I have a which I am going to make into a button. The top half should be #ffd41a and the bottom half should be #fac915. Here is a link to the button at present. http://jsfiddle.net/WnwNW/

The problem that I'm facing is how should I deal with two background colors. Is there a way to do what I'm trying to do without the need for addition divs or spans? Can I have two background attributes within the same CSS class?

  • Use a background-image. – Pete Wilson Oct 20 '11 at 21:23

CSS3 provides a way to do this

background-image: linear-gradient(bottom, #FFD51A 50%, #FAC815 50%);
background-image: -o-linear-gradient(bottom, #FFD51A 50%, #FAC815 50%);
background-image: -moz-linear-gradient(bottom, #FFD51A 50%, #FAC815 50%);
background-image: -webkit-linear-gradient(bottom, #FFD51A 50%, #FAC815 50%);
background-image: -ms-linear-gradient(bottom, #FFD51A 50%, #FAC815 50%);


  • 1
    Wow, this is exactly what I'm looking for. Can you explain to me why you've implemented the background-image attribute five times? – GobiasKoffi Oct 20 '11 at 21:32
  • 1
    Because the different browser vendor's can't get along :) The actual spec is the first one. The different browser vendors, however, have their own implementations. "-ms" line is for IE10+ and you can figure out which line is for each browser by looking at the other prefixes.
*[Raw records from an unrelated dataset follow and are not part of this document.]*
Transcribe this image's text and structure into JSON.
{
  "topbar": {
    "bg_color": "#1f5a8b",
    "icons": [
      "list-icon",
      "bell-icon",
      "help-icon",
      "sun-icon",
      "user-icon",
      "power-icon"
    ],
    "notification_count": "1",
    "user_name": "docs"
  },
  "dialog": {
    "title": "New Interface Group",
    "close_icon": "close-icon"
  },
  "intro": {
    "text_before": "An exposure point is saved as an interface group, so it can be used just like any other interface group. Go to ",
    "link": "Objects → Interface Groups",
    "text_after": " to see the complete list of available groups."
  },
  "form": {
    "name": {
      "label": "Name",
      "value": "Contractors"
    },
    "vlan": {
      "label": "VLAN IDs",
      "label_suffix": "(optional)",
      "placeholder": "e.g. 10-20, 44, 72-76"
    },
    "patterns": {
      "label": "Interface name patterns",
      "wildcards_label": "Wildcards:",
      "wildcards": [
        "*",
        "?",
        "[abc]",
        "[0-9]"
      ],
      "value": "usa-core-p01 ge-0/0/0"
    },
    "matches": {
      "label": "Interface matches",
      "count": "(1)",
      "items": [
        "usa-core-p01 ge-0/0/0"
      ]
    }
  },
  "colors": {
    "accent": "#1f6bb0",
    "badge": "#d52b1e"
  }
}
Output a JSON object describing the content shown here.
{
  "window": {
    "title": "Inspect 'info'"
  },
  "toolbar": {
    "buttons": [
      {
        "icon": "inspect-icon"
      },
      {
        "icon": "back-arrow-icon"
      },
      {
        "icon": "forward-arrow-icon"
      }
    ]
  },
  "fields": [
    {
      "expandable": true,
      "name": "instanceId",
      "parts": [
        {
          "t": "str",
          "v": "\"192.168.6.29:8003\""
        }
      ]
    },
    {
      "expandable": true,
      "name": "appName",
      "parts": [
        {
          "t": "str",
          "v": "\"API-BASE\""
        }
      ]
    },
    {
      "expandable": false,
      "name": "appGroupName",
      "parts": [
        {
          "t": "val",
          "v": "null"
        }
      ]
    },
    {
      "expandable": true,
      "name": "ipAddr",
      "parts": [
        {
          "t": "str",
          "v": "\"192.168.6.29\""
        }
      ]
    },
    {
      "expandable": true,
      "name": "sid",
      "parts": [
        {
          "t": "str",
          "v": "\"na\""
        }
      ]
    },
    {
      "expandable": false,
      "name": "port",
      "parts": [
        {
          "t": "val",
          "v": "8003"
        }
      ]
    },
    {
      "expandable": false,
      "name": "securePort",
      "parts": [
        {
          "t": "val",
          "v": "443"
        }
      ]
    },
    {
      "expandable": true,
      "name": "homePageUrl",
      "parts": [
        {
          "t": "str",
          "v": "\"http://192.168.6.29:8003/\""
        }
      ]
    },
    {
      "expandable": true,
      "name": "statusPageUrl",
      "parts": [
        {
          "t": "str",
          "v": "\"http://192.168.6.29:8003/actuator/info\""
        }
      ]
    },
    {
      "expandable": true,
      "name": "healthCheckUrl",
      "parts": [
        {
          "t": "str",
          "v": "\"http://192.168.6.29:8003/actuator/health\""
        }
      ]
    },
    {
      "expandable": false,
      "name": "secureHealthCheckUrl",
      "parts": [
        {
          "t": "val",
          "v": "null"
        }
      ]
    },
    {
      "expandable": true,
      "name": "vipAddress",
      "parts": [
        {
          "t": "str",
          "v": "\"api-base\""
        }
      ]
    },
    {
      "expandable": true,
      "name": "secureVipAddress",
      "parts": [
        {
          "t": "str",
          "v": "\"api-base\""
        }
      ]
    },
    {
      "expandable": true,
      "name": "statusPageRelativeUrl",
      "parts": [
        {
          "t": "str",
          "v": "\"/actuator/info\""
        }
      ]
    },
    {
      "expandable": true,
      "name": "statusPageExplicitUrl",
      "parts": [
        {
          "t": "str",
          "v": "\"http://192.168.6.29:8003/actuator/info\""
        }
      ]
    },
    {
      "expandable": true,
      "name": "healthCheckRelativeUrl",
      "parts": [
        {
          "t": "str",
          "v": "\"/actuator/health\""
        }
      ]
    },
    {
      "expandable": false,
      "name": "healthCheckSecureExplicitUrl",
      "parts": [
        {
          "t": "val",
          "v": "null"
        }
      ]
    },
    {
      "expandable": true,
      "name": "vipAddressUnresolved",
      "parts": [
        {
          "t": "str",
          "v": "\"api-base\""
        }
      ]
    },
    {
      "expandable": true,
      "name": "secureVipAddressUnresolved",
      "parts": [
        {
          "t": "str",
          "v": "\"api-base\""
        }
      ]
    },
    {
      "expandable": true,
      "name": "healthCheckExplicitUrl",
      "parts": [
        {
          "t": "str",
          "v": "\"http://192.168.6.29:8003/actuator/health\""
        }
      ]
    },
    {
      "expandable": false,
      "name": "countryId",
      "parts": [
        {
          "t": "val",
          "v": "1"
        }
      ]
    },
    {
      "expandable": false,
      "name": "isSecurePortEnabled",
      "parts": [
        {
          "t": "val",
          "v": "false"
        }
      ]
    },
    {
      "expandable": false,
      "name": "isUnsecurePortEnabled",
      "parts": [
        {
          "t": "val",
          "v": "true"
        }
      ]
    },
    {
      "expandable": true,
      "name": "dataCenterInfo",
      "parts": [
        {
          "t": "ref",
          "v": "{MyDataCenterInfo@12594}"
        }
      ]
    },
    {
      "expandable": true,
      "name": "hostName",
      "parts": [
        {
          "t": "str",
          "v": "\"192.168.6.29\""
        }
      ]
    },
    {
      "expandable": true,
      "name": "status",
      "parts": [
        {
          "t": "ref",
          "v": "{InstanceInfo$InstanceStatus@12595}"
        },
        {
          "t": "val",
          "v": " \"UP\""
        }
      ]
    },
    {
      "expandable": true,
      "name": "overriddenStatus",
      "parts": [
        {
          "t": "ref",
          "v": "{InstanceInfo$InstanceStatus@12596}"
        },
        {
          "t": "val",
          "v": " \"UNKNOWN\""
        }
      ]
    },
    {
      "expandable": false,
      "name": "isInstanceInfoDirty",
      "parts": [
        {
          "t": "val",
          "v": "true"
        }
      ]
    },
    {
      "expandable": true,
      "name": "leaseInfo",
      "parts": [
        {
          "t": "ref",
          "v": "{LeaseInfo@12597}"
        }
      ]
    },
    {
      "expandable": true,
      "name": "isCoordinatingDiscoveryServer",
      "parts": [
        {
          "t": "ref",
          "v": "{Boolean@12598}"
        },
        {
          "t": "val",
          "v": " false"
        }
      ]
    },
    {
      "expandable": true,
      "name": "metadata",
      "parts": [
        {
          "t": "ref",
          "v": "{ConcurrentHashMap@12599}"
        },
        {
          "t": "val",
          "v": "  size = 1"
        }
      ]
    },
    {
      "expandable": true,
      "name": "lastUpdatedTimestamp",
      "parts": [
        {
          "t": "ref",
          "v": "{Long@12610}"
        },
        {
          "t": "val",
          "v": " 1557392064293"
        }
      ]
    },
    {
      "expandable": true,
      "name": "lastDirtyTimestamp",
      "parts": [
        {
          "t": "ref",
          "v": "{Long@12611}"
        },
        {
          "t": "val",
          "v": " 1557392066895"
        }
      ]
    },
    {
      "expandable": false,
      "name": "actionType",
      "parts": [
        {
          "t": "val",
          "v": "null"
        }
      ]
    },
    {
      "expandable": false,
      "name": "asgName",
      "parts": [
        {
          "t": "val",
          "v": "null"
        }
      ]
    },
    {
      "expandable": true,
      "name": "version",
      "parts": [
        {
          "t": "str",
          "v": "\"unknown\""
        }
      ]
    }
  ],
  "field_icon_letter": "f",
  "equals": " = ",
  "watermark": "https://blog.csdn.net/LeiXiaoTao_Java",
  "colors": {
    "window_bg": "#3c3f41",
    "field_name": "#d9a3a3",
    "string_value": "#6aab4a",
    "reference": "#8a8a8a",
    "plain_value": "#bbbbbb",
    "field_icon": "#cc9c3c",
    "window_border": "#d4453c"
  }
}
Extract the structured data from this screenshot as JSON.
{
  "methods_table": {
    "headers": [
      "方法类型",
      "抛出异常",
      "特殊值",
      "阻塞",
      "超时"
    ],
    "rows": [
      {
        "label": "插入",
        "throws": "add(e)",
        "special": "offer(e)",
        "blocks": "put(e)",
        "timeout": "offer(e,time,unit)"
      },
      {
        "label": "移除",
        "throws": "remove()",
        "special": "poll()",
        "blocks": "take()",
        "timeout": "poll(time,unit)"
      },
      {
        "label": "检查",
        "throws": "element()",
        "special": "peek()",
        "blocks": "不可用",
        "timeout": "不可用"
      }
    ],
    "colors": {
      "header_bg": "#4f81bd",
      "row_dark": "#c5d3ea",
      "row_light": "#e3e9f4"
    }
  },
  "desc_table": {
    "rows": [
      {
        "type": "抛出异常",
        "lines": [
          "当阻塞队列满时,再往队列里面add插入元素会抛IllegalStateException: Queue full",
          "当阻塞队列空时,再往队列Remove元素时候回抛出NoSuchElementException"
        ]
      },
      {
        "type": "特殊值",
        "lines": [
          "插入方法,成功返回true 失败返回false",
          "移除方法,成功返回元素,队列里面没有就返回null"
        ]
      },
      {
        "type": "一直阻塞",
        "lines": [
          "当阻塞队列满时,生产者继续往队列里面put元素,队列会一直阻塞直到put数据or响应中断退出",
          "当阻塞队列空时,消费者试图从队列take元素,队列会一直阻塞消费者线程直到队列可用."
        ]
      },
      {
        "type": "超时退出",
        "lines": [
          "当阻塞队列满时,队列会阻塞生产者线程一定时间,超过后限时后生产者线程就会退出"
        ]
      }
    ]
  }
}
Here's the official spec Here's an Opera blog explaining it – Naren Oct 20 '11 at 22:12
  • 2
    As an aside I would recommend using something like Sass mixins to avoid having to deal with writing 5 lines of code when you mean 1. Prefixtree may be another option if you're opposed to SASS and just want to get it done. – Naren Oct 20 '11 at 22:13

Yes and no. You can use two background attributes. However, this is only supported in CSS3. That means that two background images will break in older browsers. That being said, you can do something like this.

background-image: url(color1.png), url(color2.png);
background-position: bottom, top;
background-repeat: no-repeat;

I'm not sure if you can specify multiple background "colors."

Your Answer

By clicking “Post Your Answer”, you agree to our terms of service, privacy policy and cookie policy

Not the answer you're looking for? Browse other questions tagged or ask your own question.